  45. 45.
    Kumar S, Jog R, Shen J, Zolnik B, Sadrieh N, Burgess DJ. In vitro and in vivo performance of different sized spray-dried crystalline itraconazole. J Pharm Sci. 2015;104:3018–28. Scholar
  46. 46.
    Sun W, Mao S, Shi Y, Li LC, Fang L. Nanonization of itraconazole by high pressure homogenization: stabilizer optimization and effect of particle size on oral absorption. J Pharm Sci. 2011;100:3365–73. Scholar
  47. 47.
    Saleh A, McGarry K, Chaw CS, Elkordy AA. Feasibility of using gluconolactone, trehalose and hydroxy-propyl gamma cyclodextrin to enhance bendroflumethiazide dissolution using lyophilisation and physical mixing techniques. Pharmaceutics. 2018;10.

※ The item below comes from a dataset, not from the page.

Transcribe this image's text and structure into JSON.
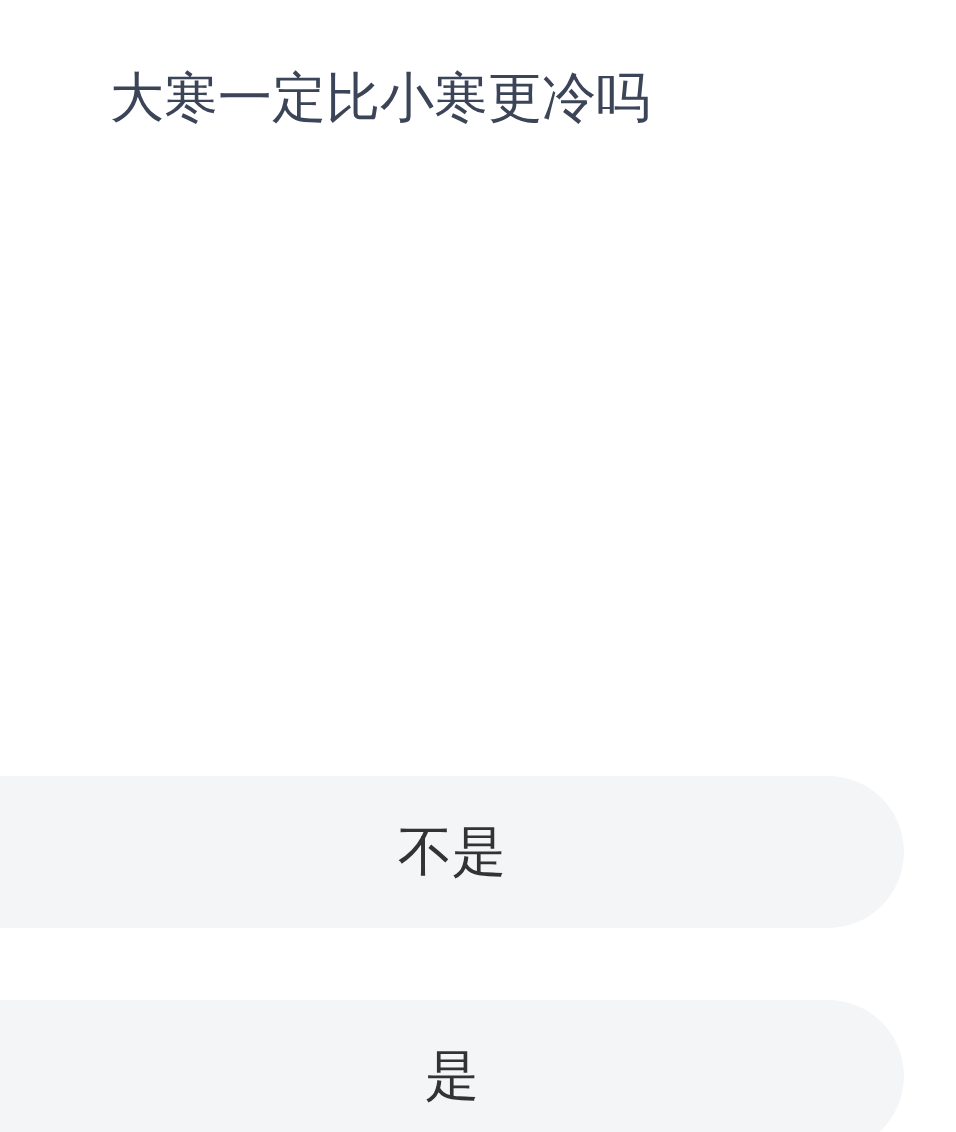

Copyright information

© American Association of Pharmaceutical Scientists 2019

Authors and Affiliations

  • Kate P. M. McComiskey
    • 1
  • Alan McDonagh
    • 1
  • Lidia Tajber
    • 1
    Email author
  1. 1.Synthesis and Solid State Pharmaceutical Centre, School of Pharmacy and Pharmaceutical SciencesTrinity College DublinDublin 2Ireland

Personalised recommendations